## What this task involves:
Below are the entries to retype; reproduce each one exactly.
[Input Boundary: Start]
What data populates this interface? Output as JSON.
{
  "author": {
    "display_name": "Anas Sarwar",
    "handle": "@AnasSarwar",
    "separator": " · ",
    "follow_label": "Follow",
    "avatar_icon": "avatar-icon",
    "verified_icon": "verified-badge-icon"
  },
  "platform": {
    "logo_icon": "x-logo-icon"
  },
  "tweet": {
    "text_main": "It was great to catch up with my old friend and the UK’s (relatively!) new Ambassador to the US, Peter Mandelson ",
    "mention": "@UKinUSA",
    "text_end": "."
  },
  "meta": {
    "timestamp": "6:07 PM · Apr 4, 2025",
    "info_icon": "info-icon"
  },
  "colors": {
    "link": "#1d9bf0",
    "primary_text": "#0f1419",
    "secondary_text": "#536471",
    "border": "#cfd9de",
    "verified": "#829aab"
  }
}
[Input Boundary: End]
## Exercise answer:
What data populates this interface? Output as JSON.
{
  "author": {
    "display_name": "Anas Sarwar",
    "handle": "@AnasSarwar",
    "separator": " · ",
    "follow_label": "Follow",
    "avatar_icon": "avatar-icon",
    "verified_icon": "verified-badge-icon"
  },
  "platform": {
    "logo_icon": "x-logo-icon"
  },
  "tweet": {
    "text_main": "It was great to catch up with my old friend and the UK’s (relatively!) new Ambassador to the US, Peter Mandelson ",
    "mention": "@UKinUSA",
    "text_end": "."
  },
  "meta": {
    "timestamp": "6:07 PM · Apr 4, 2025",
    "info_icon": "info-icon"
  },
  "colors": {
    "link": "#1d9bf0",
    "primary_text": "#0f1419",
    "secondary_text": "#536471",
    "border": "#cfd9de",
    "verified": "#829aab"
  }
}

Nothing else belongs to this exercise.